[YOUR OBJECTIVE]: Needed from the data below: all lines that contain the word "ranges".

[AVAILABLE DATA]:

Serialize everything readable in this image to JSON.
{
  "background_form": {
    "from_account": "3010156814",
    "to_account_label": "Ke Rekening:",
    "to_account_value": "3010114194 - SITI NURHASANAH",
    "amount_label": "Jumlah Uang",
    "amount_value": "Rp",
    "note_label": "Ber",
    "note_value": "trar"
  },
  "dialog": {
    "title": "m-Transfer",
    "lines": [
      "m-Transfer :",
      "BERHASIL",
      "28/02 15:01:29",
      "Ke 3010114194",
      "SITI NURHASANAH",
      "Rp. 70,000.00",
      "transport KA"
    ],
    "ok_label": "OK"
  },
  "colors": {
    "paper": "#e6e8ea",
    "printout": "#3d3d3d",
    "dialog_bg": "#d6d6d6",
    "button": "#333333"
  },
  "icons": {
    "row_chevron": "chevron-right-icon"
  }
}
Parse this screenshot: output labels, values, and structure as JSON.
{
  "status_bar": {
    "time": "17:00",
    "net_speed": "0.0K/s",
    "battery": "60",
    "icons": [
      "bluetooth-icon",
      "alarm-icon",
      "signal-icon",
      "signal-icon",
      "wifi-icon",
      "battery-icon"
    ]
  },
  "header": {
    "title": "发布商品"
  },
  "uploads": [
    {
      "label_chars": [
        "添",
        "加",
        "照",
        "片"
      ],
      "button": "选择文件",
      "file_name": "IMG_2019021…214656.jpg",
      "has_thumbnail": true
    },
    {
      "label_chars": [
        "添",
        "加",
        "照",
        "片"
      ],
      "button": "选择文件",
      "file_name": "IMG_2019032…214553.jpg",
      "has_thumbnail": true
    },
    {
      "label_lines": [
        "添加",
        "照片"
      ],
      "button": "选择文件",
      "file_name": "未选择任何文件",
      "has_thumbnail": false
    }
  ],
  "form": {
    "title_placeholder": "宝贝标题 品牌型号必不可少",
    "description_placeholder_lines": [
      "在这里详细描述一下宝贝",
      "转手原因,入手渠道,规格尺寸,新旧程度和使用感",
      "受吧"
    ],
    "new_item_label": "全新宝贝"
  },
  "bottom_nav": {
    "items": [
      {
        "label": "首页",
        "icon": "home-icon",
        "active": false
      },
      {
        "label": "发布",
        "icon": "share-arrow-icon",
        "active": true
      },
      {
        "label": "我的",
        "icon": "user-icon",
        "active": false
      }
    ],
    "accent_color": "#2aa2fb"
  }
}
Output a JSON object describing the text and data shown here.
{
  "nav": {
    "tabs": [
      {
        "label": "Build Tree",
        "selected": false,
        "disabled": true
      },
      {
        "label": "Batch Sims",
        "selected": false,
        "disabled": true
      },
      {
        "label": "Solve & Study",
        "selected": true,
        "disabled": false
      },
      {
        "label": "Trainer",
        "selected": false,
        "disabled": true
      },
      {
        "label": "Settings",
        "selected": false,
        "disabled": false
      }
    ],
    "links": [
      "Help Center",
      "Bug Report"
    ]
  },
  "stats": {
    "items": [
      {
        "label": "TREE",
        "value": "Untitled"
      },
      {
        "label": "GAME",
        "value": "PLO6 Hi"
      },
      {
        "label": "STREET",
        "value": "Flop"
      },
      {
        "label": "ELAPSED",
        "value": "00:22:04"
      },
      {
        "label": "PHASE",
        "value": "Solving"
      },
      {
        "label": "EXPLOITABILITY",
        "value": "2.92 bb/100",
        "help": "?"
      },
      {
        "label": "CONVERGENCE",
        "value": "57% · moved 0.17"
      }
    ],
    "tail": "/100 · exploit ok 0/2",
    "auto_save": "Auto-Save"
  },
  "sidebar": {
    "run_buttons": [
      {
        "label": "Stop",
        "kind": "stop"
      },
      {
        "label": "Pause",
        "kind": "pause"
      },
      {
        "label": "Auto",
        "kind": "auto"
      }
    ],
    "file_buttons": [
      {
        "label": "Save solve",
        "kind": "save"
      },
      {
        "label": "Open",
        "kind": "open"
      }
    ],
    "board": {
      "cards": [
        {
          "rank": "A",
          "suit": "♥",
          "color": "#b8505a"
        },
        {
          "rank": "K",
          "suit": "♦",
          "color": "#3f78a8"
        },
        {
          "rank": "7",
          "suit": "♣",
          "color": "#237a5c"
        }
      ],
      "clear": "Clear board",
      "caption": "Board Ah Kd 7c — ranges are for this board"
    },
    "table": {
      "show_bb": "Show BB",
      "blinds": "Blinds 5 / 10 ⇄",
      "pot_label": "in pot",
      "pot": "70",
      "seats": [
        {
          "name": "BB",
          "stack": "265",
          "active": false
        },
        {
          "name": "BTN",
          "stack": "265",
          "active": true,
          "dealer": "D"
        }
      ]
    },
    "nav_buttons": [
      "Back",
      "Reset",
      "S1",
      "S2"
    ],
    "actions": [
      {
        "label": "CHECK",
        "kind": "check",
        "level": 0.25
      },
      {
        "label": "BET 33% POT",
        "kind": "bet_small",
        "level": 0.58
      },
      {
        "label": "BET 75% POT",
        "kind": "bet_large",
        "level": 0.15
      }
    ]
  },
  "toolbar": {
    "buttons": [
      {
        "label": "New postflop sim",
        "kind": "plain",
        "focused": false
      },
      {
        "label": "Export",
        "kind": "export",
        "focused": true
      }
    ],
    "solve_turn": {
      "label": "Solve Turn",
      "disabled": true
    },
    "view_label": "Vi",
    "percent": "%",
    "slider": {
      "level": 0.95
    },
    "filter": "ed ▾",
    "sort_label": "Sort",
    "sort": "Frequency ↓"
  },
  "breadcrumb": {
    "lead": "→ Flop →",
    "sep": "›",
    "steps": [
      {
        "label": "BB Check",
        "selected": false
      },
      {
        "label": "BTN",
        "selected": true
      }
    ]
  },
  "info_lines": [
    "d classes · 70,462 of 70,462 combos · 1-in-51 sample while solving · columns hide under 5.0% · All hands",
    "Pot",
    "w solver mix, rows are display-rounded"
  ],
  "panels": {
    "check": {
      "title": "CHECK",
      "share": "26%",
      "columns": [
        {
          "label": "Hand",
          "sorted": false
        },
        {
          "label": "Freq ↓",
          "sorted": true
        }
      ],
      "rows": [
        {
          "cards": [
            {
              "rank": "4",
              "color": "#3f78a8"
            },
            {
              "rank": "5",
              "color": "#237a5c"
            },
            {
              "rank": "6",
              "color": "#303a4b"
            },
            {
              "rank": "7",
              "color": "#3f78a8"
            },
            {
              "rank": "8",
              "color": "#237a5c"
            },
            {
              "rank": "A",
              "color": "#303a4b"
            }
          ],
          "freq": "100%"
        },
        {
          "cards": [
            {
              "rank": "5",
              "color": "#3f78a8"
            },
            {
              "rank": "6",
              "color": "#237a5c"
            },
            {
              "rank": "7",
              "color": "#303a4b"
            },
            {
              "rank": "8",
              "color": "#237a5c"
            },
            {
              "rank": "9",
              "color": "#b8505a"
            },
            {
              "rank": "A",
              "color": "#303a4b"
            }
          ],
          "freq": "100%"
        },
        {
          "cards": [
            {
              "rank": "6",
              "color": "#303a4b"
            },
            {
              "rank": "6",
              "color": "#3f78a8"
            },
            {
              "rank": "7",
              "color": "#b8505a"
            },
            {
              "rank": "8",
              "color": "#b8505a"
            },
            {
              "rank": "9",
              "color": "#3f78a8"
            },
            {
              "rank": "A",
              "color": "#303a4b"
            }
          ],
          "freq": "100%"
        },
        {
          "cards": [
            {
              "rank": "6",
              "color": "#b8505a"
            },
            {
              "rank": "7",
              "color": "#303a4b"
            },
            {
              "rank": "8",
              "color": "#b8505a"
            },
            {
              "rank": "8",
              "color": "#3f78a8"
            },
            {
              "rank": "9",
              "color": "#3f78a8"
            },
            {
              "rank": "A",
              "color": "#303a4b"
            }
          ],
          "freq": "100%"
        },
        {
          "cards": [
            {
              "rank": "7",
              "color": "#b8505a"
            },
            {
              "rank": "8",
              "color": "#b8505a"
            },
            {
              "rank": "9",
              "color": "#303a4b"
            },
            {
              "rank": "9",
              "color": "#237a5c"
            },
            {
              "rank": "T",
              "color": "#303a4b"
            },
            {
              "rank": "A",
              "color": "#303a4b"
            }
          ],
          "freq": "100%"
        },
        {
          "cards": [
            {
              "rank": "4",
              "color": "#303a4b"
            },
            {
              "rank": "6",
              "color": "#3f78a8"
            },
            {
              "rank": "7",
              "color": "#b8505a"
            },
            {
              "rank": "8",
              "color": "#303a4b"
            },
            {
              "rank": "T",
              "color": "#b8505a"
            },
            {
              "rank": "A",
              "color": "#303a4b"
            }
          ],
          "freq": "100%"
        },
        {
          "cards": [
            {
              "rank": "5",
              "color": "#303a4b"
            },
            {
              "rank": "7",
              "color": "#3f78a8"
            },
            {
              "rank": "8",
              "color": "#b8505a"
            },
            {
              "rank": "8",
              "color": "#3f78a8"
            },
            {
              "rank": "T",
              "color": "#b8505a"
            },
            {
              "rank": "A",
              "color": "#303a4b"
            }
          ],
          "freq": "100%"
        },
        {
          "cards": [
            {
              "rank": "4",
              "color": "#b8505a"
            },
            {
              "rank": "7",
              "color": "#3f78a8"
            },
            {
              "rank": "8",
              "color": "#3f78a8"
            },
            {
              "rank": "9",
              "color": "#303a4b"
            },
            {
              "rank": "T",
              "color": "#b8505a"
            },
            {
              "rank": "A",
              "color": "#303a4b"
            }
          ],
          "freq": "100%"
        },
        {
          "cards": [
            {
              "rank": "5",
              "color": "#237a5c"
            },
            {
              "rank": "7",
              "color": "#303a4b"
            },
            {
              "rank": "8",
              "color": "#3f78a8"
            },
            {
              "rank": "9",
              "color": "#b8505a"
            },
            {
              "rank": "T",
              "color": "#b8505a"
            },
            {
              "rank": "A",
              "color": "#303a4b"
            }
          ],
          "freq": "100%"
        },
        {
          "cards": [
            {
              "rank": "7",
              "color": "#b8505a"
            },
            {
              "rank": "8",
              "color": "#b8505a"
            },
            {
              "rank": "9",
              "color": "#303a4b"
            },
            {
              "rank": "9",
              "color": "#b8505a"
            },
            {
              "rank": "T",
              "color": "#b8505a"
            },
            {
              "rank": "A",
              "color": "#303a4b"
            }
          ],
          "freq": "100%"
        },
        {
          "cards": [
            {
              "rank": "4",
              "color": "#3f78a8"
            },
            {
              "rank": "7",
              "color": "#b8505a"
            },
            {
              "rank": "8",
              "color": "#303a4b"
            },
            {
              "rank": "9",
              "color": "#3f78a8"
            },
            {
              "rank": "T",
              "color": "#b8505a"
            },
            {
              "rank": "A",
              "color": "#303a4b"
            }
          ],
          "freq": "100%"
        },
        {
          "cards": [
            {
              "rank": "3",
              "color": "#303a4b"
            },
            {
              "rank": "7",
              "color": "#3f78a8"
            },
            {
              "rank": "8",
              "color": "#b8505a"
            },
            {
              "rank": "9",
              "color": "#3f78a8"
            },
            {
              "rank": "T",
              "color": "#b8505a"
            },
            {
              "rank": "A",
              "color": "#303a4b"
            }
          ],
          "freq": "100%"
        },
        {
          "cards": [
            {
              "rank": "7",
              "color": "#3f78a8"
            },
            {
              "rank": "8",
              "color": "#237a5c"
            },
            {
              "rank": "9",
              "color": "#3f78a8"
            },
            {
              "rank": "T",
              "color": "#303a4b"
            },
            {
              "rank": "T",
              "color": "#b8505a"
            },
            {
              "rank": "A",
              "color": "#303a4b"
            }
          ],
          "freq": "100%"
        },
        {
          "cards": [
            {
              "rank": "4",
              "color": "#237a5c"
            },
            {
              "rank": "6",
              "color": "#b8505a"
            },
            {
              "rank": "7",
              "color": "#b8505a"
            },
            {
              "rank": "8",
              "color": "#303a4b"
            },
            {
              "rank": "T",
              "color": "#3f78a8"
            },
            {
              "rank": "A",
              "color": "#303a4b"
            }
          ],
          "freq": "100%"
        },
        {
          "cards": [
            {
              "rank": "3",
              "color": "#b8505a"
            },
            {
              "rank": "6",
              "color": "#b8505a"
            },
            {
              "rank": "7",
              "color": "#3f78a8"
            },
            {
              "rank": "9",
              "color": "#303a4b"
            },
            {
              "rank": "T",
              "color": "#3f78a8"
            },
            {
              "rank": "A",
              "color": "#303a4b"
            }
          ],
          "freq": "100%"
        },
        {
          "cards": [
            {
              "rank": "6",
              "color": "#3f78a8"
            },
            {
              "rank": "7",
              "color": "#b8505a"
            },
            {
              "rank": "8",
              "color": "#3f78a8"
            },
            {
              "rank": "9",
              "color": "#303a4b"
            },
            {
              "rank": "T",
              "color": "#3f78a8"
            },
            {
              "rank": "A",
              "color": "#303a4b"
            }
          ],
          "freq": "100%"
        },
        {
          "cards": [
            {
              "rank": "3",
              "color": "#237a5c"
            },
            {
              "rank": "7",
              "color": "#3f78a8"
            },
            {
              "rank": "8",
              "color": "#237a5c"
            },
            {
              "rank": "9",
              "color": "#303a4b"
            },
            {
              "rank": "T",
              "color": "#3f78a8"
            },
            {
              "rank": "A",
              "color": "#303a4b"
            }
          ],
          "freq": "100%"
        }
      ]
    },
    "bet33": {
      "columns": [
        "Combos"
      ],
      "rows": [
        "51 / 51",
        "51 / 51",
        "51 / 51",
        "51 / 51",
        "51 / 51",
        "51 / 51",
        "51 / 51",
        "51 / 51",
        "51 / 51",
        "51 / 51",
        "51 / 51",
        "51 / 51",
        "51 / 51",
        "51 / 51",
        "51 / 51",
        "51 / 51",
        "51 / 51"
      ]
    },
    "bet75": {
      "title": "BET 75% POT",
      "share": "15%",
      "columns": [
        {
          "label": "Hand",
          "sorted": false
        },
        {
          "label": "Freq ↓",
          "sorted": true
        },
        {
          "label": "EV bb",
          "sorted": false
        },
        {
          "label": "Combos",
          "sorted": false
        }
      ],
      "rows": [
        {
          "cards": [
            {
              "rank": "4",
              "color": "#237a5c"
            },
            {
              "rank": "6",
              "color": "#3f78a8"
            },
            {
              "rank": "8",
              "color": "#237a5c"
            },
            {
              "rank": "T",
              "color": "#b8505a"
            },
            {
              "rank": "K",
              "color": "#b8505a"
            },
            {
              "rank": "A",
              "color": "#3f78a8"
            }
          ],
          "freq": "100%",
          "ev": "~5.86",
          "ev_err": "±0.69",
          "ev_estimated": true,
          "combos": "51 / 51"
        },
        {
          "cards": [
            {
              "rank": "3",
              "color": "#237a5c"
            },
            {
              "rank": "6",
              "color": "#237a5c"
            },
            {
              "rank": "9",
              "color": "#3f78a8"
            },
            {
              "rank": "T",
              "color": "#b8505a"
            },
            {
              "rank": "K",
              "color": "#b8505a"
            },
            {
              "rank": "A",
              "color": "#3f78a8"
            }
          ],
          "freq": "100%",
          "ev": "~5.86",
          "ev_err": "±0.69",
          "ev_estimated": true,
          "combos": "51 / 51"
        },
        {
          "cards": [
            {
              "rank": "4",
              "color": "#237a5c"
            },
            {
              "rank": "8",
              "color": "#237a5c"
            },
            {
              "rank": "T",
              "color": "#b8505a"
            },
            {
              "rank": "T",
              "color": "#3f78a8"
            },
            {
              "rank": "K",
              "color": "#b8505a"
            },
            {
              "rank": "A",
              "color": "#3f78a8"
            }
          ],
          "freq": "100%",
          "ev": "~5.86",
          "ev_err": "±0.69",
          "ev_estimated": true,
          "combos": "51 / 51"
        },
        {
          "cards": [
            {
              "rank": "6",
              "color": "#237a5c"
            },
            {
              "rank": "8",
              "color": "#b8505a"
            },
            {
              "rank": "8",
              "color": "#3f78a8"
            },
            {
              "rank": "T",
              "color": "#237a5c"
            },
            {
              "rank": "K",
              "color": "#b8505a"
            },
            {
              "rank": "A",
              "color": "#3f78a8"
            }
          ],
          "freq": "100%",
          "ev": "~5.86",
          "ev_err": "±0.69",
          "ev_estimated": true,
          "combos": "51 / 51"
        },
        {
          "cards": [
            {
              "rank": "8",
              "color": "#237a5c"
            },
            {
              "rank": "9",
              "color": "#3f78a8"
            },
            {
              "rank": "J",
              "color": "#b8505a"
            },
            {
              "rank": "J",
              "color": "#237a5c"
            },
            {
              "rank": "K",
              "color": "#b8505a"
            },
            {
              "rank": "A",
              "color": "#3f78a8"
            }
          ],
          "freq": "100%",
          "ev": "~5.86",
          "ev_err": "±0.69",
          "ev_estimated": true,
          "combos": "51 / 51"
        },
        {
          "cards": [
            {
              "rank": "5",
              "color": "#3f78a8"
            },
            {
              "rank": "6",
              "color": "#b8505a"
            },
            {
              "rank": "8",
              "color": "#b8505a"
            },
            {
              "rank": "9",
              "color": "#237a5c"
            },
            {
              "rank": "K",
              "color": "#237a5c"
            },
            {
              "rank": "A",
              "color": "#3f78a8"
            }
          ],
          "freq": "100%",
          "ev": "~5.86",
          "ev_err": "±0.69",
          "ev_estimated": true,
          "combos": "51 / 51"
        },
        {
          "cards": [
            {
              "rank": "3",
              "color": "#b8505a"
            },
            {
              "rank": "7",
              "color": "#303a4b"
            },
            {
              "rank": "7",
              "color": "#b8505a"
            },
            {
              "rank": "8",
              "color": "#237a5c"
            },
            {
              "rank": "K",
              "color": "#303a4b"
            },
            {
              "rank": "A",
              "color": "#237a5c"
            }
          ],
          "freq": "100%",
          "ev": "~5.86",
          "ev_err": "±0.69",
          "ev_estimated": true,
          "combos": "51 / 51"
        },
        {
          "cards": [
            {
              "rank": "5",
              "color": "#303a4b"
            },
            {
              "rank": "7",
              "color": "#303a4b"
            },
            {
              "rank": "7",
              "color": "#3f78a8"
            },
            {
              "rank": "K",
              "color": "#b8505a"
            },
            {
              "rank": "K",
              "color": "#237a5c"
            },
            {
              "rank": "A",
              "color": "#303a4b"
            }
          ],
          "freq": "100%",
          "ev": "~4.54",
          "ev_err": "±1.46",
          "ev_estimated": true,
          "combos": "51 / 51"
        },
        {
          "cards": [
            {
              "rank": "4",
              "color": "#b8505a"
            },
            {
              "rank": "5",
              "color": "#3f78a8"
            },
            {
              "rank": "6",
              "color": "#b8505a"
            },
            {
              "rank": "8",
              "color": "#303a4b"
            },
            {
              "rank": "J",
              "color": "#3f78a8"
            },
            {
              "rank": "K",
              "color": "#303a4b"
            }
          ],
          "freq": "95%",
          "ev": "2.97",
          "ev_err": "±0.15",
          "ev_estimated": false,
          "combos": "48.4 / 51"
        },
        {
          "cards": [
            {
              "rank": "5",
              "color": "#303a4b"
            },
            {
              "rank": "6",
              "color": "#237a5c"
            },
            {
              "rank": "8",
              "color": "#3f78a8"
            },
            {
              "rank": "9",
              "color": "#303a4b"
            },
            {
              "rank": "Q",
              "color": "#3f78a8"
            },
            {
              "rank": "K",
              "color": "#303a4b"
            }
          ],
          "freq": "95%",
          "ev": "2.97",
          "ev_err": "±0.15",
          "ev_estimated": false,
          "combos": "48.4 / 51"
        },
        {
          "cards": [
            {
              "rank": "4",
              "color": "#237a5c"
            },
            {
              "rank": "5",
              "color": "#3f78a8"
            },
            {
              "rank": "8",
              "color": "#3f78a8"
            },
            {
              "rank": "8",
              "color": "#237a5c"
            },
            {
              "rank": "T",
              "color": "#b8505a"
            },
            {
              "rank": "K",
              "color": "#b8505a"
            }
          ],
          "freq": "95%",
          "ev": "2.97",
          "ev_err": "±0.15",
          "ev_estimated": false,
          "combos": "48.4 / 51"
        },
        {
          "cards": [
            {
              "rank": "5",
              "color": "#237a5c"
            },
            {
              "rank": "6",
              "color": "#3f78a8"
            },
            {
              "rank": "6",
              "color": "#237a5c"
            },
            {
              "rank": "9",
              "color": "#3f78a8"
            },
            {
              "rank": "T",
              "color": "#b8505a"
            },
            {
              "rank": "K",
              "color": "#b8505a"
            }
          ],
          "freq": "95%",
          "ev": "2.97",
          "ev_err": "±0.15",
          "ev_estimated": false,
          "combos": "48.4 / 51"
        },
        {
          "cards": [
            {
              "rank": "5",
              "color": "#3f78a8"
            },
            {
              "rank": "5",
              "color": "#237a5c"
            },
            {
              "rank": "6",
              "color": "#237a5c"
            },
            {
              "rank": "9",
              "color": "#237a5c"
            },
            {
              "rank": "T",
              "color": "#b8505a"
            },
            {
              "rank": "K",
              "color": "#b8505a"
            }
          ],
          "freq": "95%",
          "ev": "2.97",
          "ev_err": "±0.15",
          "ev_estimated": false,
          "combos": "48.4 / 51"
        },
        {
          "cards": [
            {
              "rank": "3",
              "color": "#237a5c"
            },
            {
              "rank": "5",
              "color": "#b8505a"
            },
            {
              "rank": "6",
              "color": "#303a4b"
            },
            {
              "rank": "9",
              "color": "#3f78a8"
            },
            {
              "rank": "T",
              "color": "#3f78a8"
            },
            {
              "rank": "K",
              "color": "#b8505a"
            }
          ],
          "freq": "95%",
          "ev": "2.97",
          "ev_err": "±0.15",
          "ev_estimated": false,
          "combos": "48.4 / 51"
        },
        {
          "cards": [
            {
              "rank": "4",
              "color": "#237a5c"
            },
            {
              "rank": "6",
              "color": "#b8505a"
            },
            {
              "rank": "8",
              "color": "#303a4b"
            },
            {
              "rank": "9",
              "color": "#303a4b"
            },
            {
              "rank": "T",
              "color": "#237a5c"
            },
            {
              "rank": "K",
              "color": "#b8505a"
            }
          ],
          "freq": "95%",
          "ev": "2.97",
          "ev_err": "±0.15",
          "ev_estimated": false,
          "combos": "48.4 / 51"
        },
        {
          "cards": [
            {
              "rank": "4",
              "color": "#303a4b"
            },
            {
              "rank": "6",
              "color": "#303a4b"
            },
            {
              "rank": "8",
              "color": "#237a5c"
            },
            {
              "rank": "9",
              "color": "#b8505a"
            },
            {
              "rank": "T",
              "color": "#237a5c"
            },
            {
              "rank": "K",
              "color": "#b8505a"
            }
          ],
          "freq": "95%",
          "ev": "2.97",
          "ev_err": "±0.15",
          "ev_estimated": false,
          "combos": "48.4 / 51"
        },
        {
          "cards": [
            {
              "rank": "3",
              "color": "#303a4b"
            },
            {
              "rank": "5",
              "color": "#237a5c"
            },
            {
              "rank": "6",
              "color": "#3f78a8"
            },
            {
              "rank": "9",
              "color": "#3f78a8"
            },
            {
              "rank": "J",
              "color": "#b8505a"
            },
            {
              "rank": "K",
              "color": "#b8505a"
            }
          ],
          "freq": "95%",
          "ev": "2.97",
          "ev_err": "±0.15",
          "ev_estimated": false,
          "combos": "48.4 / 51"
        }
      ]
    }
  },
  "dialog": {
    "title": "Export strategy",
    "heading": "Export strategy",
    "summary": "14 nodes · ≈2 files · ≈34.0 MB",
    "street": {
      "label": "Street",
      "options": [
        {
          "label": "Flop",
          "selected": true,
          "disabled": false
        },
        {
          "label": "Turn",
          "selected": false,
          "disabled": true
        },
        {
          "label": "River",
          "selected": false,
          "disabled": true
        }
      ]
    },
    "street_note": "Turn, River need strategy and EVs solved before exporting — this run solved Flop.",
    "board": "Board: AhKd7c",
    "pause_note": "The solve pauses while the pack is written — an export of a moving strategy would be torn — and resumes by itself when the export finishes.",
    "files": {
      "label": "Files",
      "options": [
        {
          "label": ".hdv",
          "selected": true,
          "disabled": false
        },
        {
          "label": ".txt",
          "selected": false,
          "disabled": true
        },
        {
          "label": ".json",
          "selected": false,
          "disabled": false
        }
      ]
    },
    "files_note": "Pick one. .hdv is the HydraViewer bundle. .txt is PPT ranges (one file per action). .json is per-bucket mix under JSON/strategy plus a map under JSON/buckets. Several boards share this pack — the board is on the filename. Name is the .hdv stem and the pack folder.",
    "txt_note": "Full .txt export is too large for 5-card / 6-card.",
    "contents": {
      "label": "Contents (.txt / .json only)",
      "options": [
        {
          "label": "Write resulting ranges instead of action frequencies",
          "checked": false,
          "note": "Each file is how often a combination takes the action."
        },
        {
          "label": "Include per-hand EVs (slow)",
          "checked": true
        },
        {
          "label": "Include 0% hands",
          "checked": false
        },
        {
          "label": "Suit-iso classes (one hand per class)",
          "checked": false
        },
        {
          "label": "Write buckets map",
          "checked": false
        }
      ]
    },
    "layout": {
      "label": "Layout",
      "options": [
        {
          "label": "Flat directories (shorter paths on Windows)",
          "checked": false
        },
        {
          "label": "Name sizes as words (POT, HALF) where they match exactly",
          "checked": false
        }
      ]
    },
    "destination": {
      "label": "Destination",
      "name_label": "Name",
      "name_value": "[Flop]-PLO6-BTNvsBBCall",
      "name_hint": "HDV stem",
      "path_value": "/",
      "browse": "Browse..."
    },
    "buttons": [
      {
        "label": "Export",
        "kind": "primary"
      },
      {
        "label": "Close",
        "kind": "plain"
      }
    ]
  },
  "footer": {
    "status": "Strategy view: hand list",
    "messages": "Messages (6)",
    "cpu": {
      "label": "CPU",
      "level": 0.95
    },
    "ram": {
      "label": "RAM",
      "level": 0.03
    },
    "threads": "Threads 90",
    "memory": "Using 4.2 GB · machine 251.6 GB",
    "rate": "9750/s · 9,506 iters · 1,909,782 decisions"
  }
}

[EXERCISE SOLUTION]:
      "caption": "Board Ah Kd 7c — ranges are for this board"
    "files_note": "Pick one. .hdv is the HydraViewer bundle. .txt is PPT ranges (one file per action). .json is per-bucket mix under JSON/strategy plus a map under JSON/buckets. Several boards share this pack — the board is on the filename. Name is the .hdv stem and the pack folder.",
          "label": "Write resulting ranges instead of action frequencies",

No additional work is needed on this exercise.